Let me get to the … How much time I got left? Five minutes, perfect. It’s all perfect. Four things I want to ask you to do for your pastor. First of all I want you to pray for your pastor. You knew I was going to say that. Just you knowing I was going to say that, please don’t discount the importance of this. Many of you know the unbearable times that Becky and I have gone through with our family, and the pain and the devastation. I want to tell you, the only way we got through that, the only way we’re standing on our feet today is the prayers that people prayed for us. We’re convinced of that.
I can remember sitting at the table with my wife and tears just streaming down her face. She looked at me and she said, “Somebody is praying for us right now. I can feel it.” There’s a sense of peace that passes all understanding when somebody is praying for you. There’s something that happens in your spirit that can’t happen with a counselor, it can’t happen even with scripture. There’s something that happens in prayer that can’t happen any other way. Pray for your pastor.
The second thing is speak a good word for your pastor. Let them know that you’re there to protect them. Let me put this in context though. Don’t go to your pastor and say, “Boy, I was with a group the other day just ripping you to shreds, but I spoke up for you pastor.” You can leave that first part out. It would be better if you didn’t say that part. Let your pastor know, “I’m for you and I appreciate you.” Be specific about what you appreciate. The whole general, “Yeah, you’re doing a great job”, that’s better to hear than you’re not, but it really doesn’t mean anything. Guys, you know if you … I’m getting a little off subject here, but if you just say to your wife every once in a while, “You’re great.” Well, that doesn’t really give her enough to go on. She’ll want to know “Why did you say that? What did you mean? In what areas? Can you give me some examples?” Compliments without examples really only carry so much positivity. I’m not even sure that’s a word. Be specific when you are speaking a good word for your pastor.
By the way, I did two in one there. The first one is pray. The second was protect. The third one is encourage.

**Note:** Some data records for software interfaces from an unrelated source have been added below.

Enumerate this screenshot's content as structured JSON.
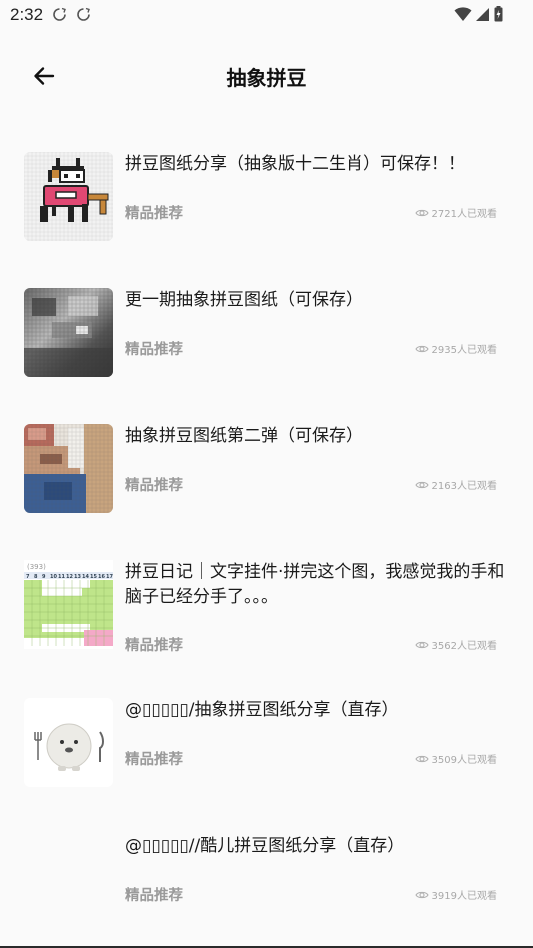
{
  "status_bar": {
    "time": "2:32",
    "notification_icons": [
      "sync-icon",
      "sync-icon"
    ],
    "right_icons": [
      "wifi-icon",
      "signal-icon",
      "battery-icon"
    ]
  },
  "app_bar": {
    "back_icon": "arrow-left-icon",
    "title": "抽象拼豆"
  },
  "articles": [
    {
      "title": "拼豆图纸分享（抽象版十二生肖）可保存！！",
      "tag": "精品推荐",
      "views": "2721人已观看",
      "thumb": "pixel-ox"
    },
    {
      "title": "更一期抽象拼豆图纸（可保存）",
      "tag": "精品推荐",
      "views": "2935人已观看",
      "thumb": "pixel-gray-photo"
    },
    {
      "title": "抽象拼豆图纸第二弹（可保存）",
      "tag": "精品推荐",
      "views": "2163人已观看",
      "thumb": "pixel-portrait"
    },
    {
      "title": "拼豆日记｜文字挂件·拼完这个图，我感觉我的手和脑子已经分手了。。。",
      "tag": "精品推荐",
      "views": "3562人已观看",
      "thumb": "bead-grid-chart"
    },
    {
      "title": "@▯▯▯▯▯/抽象拼豆图纸分享（直存）",
      "tag": "精品推荐",
      "views": "3509人已观看",
      "thumb": "seal-with-cutlery"
    },
    {
      "title": "@▯▯▯▯▯//酷儿拼豆图纸分享（直存）",
      "tag": "精品推荐",
      "views": "3919人已观看",
      "thumb": "none"
    }
  ],
  "grid_thumb": {
    "counter": "(393)",
    "columns": [
      "7",
      "8",
      "9",
      "10",
      "11",
      "12",
      "13",
      "14",
      "15",
      "16",
      "17"
    ]
  },
  "colors": {
    "background": "#fafafa",
    "tag": "#9a9a9a",
    "views": "#a8a8a8"
  }
}
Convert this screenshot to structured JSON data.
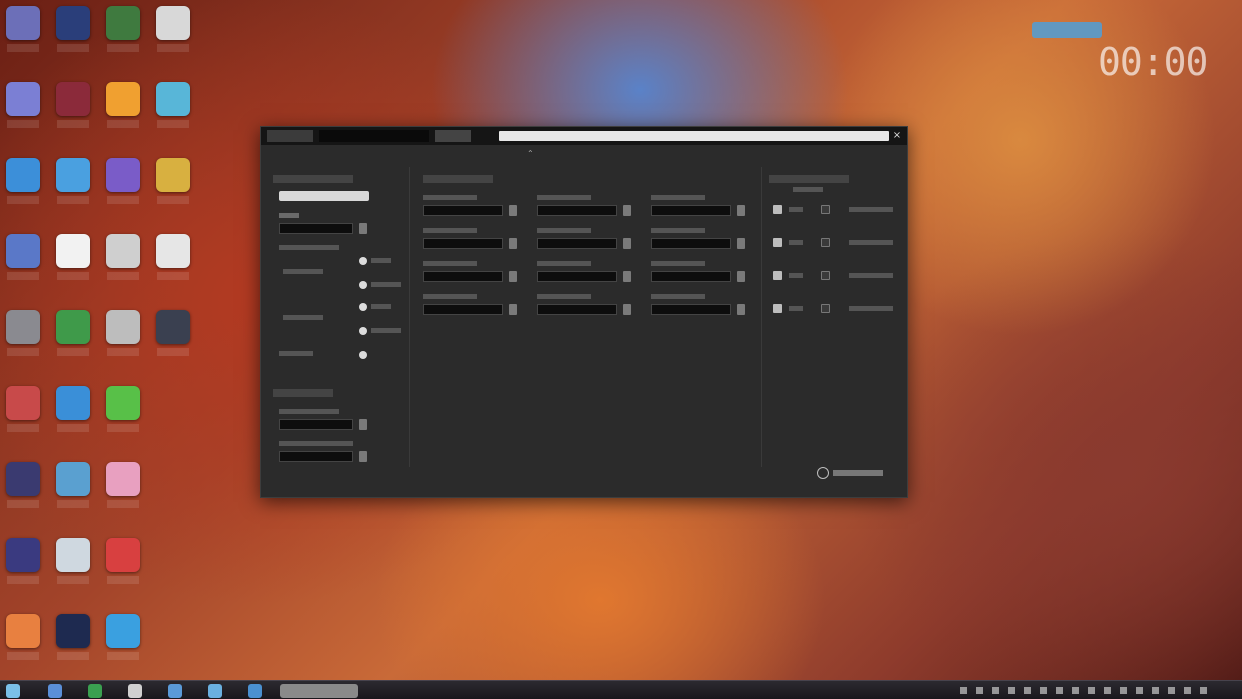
{
  "desktop": {
    "icons": [
      {
        "col": 0,
        "row": 0,
        "color": "#6c6fb8"
      },
      {
        "col": 1,
        "row": 0,
        "color": "#2a3e7a"
      },
      {
        "col": 2,
        "row": 0,
        "color": "#3f7a3f"
      },
      {
        "col": 3,
        "row": 0,
        "color": "#d8d8d8"
      },
      {
        "col": 0,
        "row": 1,
        "color": "#7b7fd4"
      },
      {
        "col": 1,
        "row": 1,
        "color": "#8b2a3a"
      },
      {
        "col": 2,
        "row": 1,
        "color": "#f0a030"
      },
      {
        "col": 3,
        "row": 1,
        "color": "#58b6d8"
      },
      {
        "col": 0,
        "row": 2,
        "color": "#3c8fd9"
      },
      {
        "col": 1,
        "row": 2,
        "color": "#4aa0e0"
      },
      {
        "col": 2,
        "row": 2,
        "color": "#7a5cc8"
      },
      {
        "col": 3,
        "row": 2,
        "color": "#d8b040"
      },
      {
        "col": 0,
        "row": 3,
        "color": "#5a78c8"
      },
      {
        "col": 1,
        "row": 3,
        "color": "#f2f2f2"
      },
      {
        "col": 2,
        "row": 3,
        "color": "#cfcfcf"
      },
      {
        "col": 3,
        "row": 3,
        "color": "#e6e6e6"
      },
      {
        "col": 0,
        "row": 4,
        "color": "#8a8a90"
      },
      {
        "col": 1,
        "row": 4,
        "color": "#3f9a4a"
      },
      {
        "col": 2,
        "row": 4,
        "color": "#bdbdbd"
      },
      {
        "col": 3,
        "row": 4,
        "color": "#3a4050"
      },
      {
        "col": 0,
        "row": 5,
        "color": "#c84a4a"
      },
      {
        "col": 1,
        "row": 5,
        "color": "#3a8fd8"
      },
      {
        "col": 2,
        "row": 5,
        "color": "#58c048"
      },
      {
        "col": 0,
        "row": 6,
        "color": "#3a3a70"
      },
      {
        "col": 1,
        "row": 6,
        "color": "#5aa0d0"
      },
      {
        "col": 2,
        "row": 6,
        "color": "#e8a0c0"
      },
      {
        "col": 0,
        "row": 7,
        "color": "#3a3a80"
      },
      {
        "col": 1,
        "row": 7,
        "color": "#cfd8e0"
      },
      {
        "col": 2,
        "row": 7,
        "color": "#d84040"
      },
      {
        "col": 0,
        "row": 8,
        "color": "#e88040"
      },
      {
        "col": 1,
        "row": 8,
        "color": "#1e2a50"
      },
      {
        "col": 2,
        "row": 8,
        "color": "#3aa0e0"
      }
    ]
  },
  "overlay": {
    "clock": "00:00"
  },
  "window": {
    "close_glyph": "×",
    "collapse_glyph": "⌃"
  },
  "taskbar": {
    "items": [
      "#5a8fd8",
      "#3aa050",
      "#d0d0d0",
      "#5a9ad8",
      "#6ab0e0",
      "#4a90d0",
      "#a0a0a0"
    ]
  }
}
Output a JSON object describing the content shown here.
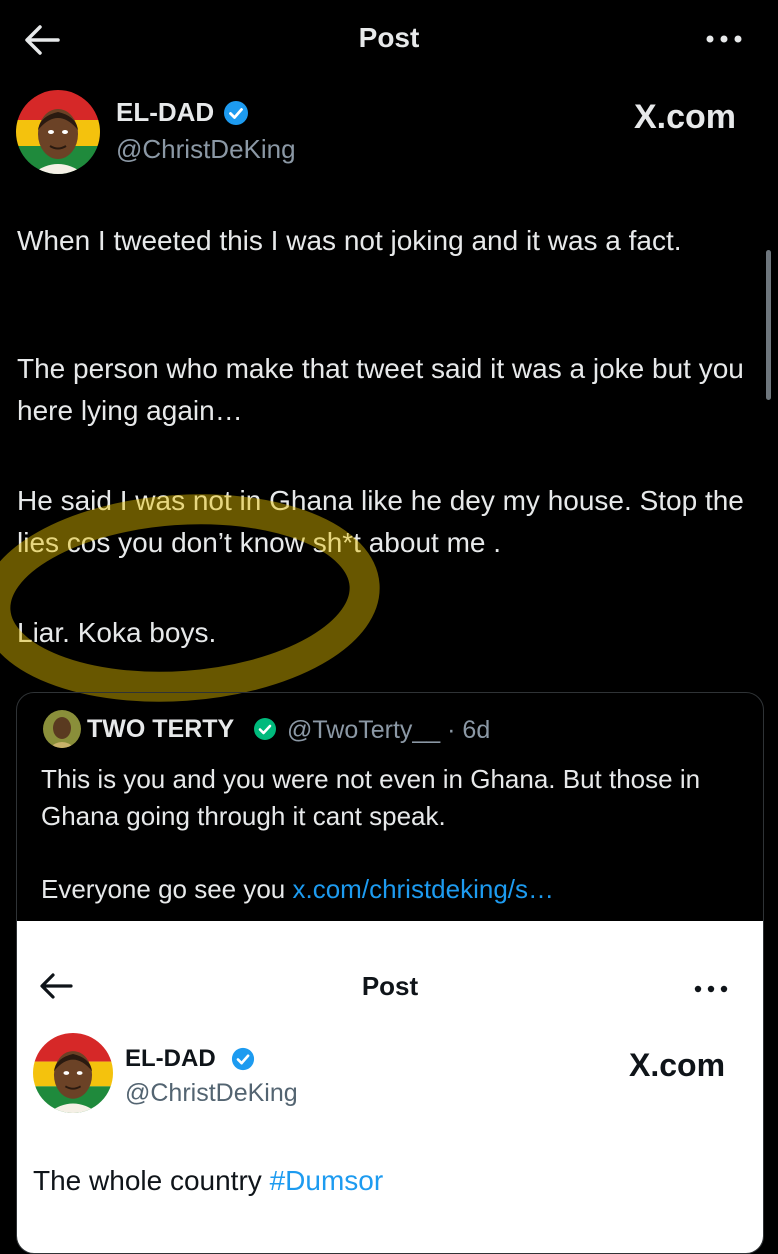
{
  "header": {
    "title": "Post",
    "back_icon": "arrow-left-icon",
    "more_icon": "more-horizontal-icon"
  },
  "author": {
    "name": "EL-DAD",
    "handle": "@ChristDeKing",
    "verified_icon": "verified-badge-icon",
    "source_label": "X.com"
  },
  "post": {
    "paragraphs": [
      "When I tweeted this I was not joking and it was a fact.",
      "The person who make that tweet said it was a joke but you here lying again…",
      "He said I was not in Ghana like he dey my house. Stop the lies cos you don’t know sh*t about me .",
      "Liar. Koka boys."
    ]
  },
  "quote": {
    "name": "TWO TERTY",
    "handle_time": "@TwoTerty__ · 6d",
    "text1": "This is you and you were not even in Ghana. But those in Ghana going through it cant speak.",
    "text2_prefix": "Everyone go see you ",
    "text2_link": "x.com/christdeking/s…",
    "embedded": {
      "title": "Post",
      "name": "EL-DAD",
      "handle": "@ChristDeKing",
      "source_label": "X.com",
      "text_prefix": "The whole country ",
      "hashtag": "#Dumsor"
    }
  },
  "colors": {
    "background": "#000000",
    "text_primary": "#e7e9ea",
    "text_secondary": "#8b98a5",
    "link": "#1d9bf0",
    "verified": "#1d9bf0",
    "marker": "#e6c200"
  }
}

I meant to be specific when I was talking about encouragement. The fourth one is give to your church. Attend. Volunteer. See, this one actually requires something of you. I’m telling you, this is important because trend lines in churches, this is America, Jack, and if the trend lines are going downward, pastors in jeopardy. I speak from experience. I want you to know that it’s important. An important way to support your leadership, and this isn’t just the pastors, this is the elders, this is the Sunday school teachers, this is the deacons, these are all the people that are leading your church, is to be a part of the productive portion of that congregation. The people who give, the people who attend, the people who volunteer, there’s probably no more substantive way that you can support your pastor, other than prayer because told you prayer is bottom line, than that.
Okay, let’s take some time around the tables. You’ve got the questions there. Discuss together how you can be improved in your approach to your pastor. Go ahead.
Lord, thanks for this time together. We love you and we love those that you have given us to bring us closer to you. Help us to be their ministers. Help us to be their encouragers. Help us to walk more like Jesus, which should be their main encouragement. We pray this in his name, Amen. Thanks, y’all for coming.